Heat waves are often underestimated weather hazards in terms of safety and damage to both sensitive crops and manmade constructs. Kinks in the jet stream, often called omega blocking or cut-off Highs, periodically allow for heat to flow poleward and linger potentially for days or weeks. High pressure regions and their subsidization of cool air aloft cap the typical vertical transfer of heat from sunbaked surfaces. The air warms through compression while descending and gets hot before reaching the surface. The two sources work together to heat a region like a moving oven.
One of the most common terms we hear during the summer when discussing the weather is Heat Index.
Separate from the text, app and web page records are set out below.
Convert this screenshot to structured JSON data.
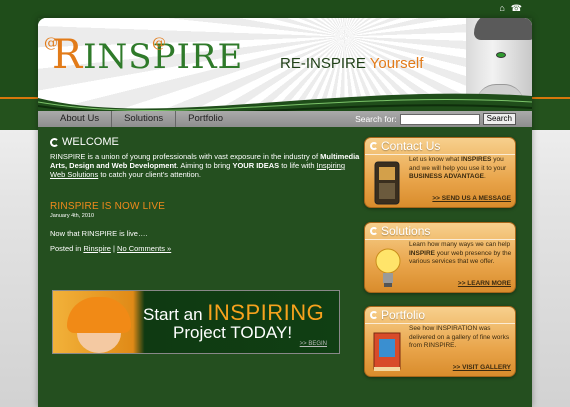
{
  "top_icons": {
    "home": "home-icon",
    "contact": "phone-icon"
  },
  "header": {
    "logo_initial": "R",
    "logo_rest": "INSPIRE",
    "tagline_main": "RE-INSPIRE",
    "tagline_accent": "Yourself"
  },
  "nav": {
    "items": [
      "About Us",
      "Solutions",
      "Portfolio"
    ],
    "search_label": "Search for:",
    "search_value": "",
    "search_button": "Search"
  },
  "welcome": {
    "heading": "WELCOME",
    "text_1": "RINSPIRE is a union of young professionals with vast exposure in the industry of",
    "text_bold_1": "Multimedia Arts, Design and Web Development",
    "text_2": ". Aiming to bring",
    "text_bold_2": "YOUR IDEAS",
    "text_3": "to life with",
    "text_link": "Inspiring Web Solutions",
    "text_4": "to catch your client's attention."
  },
  "post": {
    "title": "RINSPIRE IS NOW LIVE",
    "date": "January 4th, 2010",
    "body": "Now that RINSPIRE is live….",
    "posted_in": "Posted in",
    "category": "Rinspire",
    "separator": "|",
    "comments": "No Comments »"
  },
  "banner": {
    "start": "Start an",
    "inspiring": "INSPIRING",
    "project": "Project TODAY!",
    "begin": ">> BEGIN"
  },
  "boxes": [
    {
      "title": "Contact Us",
      "t1": "Let us know what",
      "b1": "INSPIRES",
      "t2": "you and we will help you use it to your",
      "b2": "BUSINESS ADVANTAGE",
      "t3": ".",
      "link": ">> SEND US A MESSAGE"
    },
    {
      "title": "Solutions",
      "t1": "Learn how many ways we can help",
      "b1": "INSPIRE",
      "t2": "your web presence by the various services that we offer.",
      "link": ">> LEARN MORE"
    },
    {
      "title": "Portfolio",
      "t1": "See how INSPIRATION was delivered on a gallery of fine works from RINSPIRE.",
      "link": ">> VISIT GALLERY"
    }
  ],
  "colors": {
    "green": "#244f1f",
    "orange": "#e27b19",
    "box": "#e9a54b"
  }
}
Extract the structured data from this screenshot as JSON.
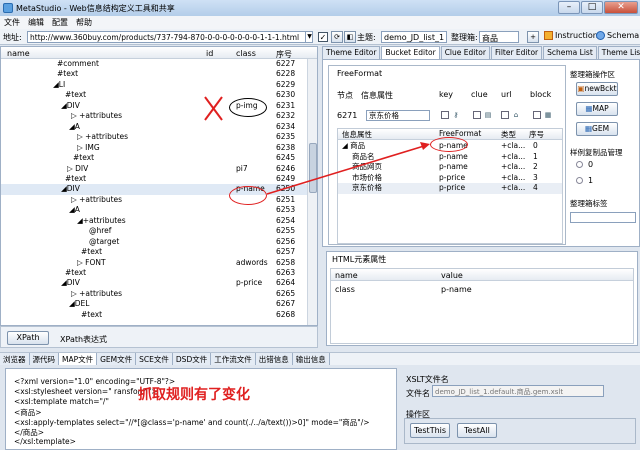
{
  "window": {
    "title": "MetaStudio - Web信息结构定义工具和共享"
  },
  "menu": [
    "文件",
    "编辑",
    "配置",
    "帮助"
  ],
  "address": {
    "label": "地址:",
    "url": "http://www.360buy.com/products/737-794-870-0-0-0-0-0-0-0-1-1-1.html"
  },
  "topic": {
    "label": "主题:",
    "value": "demo_JD_list_1"
  },
  "organizer": {
    "label": "整理箱:",
    "value": "商品"
  },
  "toolbar": {
    "instruction": "Instruction",
    "schema": "Schema"
  },
  "tree": {
    "columns": {
      "name": "name",
      "id": "id",
      "class": "class",
      "seq": "序号"
    },
    "rows": [
      {
        "indent": 56,
        "name": "#comment",
        "id": "",
        "class": "",
        "seq": "6227"
      },
      {
        "indent": 56,
        "name": "#text",
        "id": "",
        "class": "",
        "seq": "6228"
      },
      {
        "indent": 52,
        "name": "◢LI",
        "id": "",
        "class": "",
        "seq": "6229"
      },
      {
        "indent": 64,
        "name": "#text",
        "id": "",
        "class": "",
        "seq": "6230"
      },
      {
        "indent": 60,
        "name": "◢DIV",
        "id": "",
        "class": "p-img",
        "seq": "6231"
      },
      {
        "indent": 70,
        "name": "▷ +attributes",
        "id": "",
        "class": "",
        "seq": "6232"
      },
      {
        "indent": 68,
        "name": "◢A",
        "id": "",
        "class": "",
        "seq": "6234"
      },
      {
        "indent": 76,
        "name": "▷ +attributes",
        "id": "",
        "class": "",
        "seq": "6235"
      },
      {
        "indent": 76,
        "name": "▷ IMG",
        "id": "",
        "class": "",
        "seq": "6238"
      },
      {
        "indent": 72,
        "name": "#text",
        "id": "",
        "class": "",
        "seq": "6245"
      },
      {
        "indent": 66,
        "name": "▷ DIV",
        "id": "",
        "class": "pi7",
        "seq": "6246"
      },
      {
        "indent": 64,
        "name": "#text",
        "id": "",
        "class": "",
        "seq": "6249"
      },
      {
        "indent": 60,
        "name": "◢DIV",
        "id": "",
        "class": "p-name",
        "seq": "6250",
        "selected": true
      },
      {
        "indent": 70,
        "name": "▷ +attributes",
        "id": "",
        "class": "",
        "seq": "6251"
      },
      {
        "indent": 68,
        "name": "◢A",
        "id": "",
        "class": "",
        "seq": "6253"
      },
      {
        "indent": 76,
        "name": "◢+attributes",
        "id": "",
        "class": "",
        "seq": "6254"
      },
      {
        "indent": 88,
        "name": "@href",
        "id": "",
        "class": "",
        "seq": "6255"
      },
      {
        "indent": 88,
        "name": "@target",
        "id": "",
        "class": "",
        "seq": "6256"
      },
      {
        "indent": 80,
        "name": "#text",
        "id": "",
        "class": "",
        "seq": "6257"
      },
      {
        "indent": 76,
        "name": "▷ FONT",
        "id": "",
        "class": "adwords",
        "seq": "6258"
      },
      {
        "indent": 64,
        "name": "#text",
        "id": "",
        "class": "",
        "seq": "6263"
      },
      {
        "indent": 60,
        "name": "◢DIV",
        "id": "",
        "class": "p-price",
        "seq": "6264"
      },
      {
        "indent": 70,
        "name": "▷ +attributes",
        "id": "",
        "class": "",
        "seq": "6265"
      },
      {
        "indent": 68,
        "name": "◢DEL",
        "id": "",
        "class": "",
        "seq": "6267"
      },
      {
        "indent": 80,
        "name": "#text",
        "id": "",
        "class": "",
        "seq": "6268"
      }
    ]
  },
  "xpath": {
    "button": "XPath",
    "label": "XPath表达式"
  },
  "right_tabs": [
    "Theme Editor",
    "Bucket Editor",
    "Clue Editor",
    "Filter Editor",
    "Schema List",
    "Theme List"
  ],
  "right_active_tab": "Bucket Editor",
  "freeformat": {
    "legend": "FreeFormat",
    "head": {
      "node": "节点",
      "info": "信息属性",
      "key": "key",
      "clue": "clue",
      "url": "url",
      "block": "block"
    },
    "node_id": "6271",
    "input_value": "京东价格",
    "table_headers": {
      "attr": "信息属性",
      "ff": "FreeFormat",
      "type": "类型",
      "seq": "序号"
    },
    "rows": [
      {
        "attr": "◢ 商品",
        "ff": "p-name",
        "type": "+cla...",
        "seq": "0"
      },
      {
        "attr": "商品名",
        "ff": "p-name",
        "type": "+cla...",
        "seq": "1"
      },
      {
        "attr": "商品网页",
        "ff": "p-name",
        "type": "+cla...",
        "seq": "2"
      },
      {
        "attr": "市场价格",
        "ff": "p-price",
        "type": "+cla...",
        "seq": "3"
      },
      {
        "attr": "京东价格",
        "ff": "p-price",
        "type": "+cla...",
        "seq": "4"
      }
    ]
  },
  "organizer_panel": {
    "title": "整理箱操作区",
    "buttons": [
      "newBckt",
      "MAP",
      "GEM"
    ],
    "sample_title": "样例复制品管理",
    "radios": [
      "0",
      "1"
    ],
    "tag_title": "整理箱标签"
  },
  "html_elements": {
    "title": "HTML元素属性",
    "headers": {
      "name": "name",
      "value": "value"
    },
    "rows": [
      {
        "name": "class",
        "value": "p-name"
      }
    ]
  },
  "bottom_tabs": [
    "浏览器",
    "源代码",
    "MAP文件",
    "GEM文件",
    "SCE文件",
    "DSD文件",
    "工作流文件",
    "出错信息",
    "输出信息"
  ],
  "bottom_active_tab": "MAP文件",
  "code_lines": [
    "<?xml version=\"1.0\" encoding=\"UTF-8\"?>",
    "<xsl:stylesheet version=\"          ransform\">",
    "<xsl:template match=\"/\"",
    "<商品>",
    "<xsl:apply-templates select=\"//*[@class='p-name' and count(./../a/text())>0]\" mode=\"商品\"/>",
    "</商品>",
    "</xsl:template>"
  ],
  "annotation_text": "抓取规则有了变化",
  "xslt": {
    "title": "XSLT文件名",
    "file_label": "文件名",
    "file_value": "demo_JD_list_1.default.商品.gem.xslt",
    "op_title": "操作区",
    "test_this": "TestThis",
    "test_all": "TestAll"
  }
}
While the Heat Index can give you an idea of how dangerous the heat can be, there is another lesser known variable that may give a complete description, known as the Wet Bulb Globe Temperature.Topics: Heat |
July and August are well known for extreme temperatures in many parts of the U.S. The central part of the country is currently experiencing the summer heat full on right now. The temperatures may not seem high, but as the saying goes, "it's not the heat, it's the humidity."Topics: Heat | Drought |
The USDA report that broke yesterday brought with it bad news for growers; the 3rd largest crop ever planted and with it came a sharp decline in commodity prices. Growers are now hoping that a large scale drought will allow for prices to rally. However, growers are looking for the rally in all the wrong places.
Topics: Heat | Drought |
As urbanization increases, several impacts can arise from the increase in paved surfaces. Known as the Urban Heat Island Effect, paved surfaces can be between 50-90°F hotter than the air temperature during the day. Even after sunset, urban areas can be as much as 22°F warmer than surrounding rural areas.Topics: Cross Enterprise | Heat |
Alderaan, Tatooine, Naboo, and Hoth. These are all well-known planets, that is if you are a Star Wars fan. Do you remember the fog on Dagobah where Yoda lived? How about the blizzards on Hoth? Forests, deserts and tundra: all of these biomes experience different types of weather.Topics: Heat | Snow | Drought | Flood |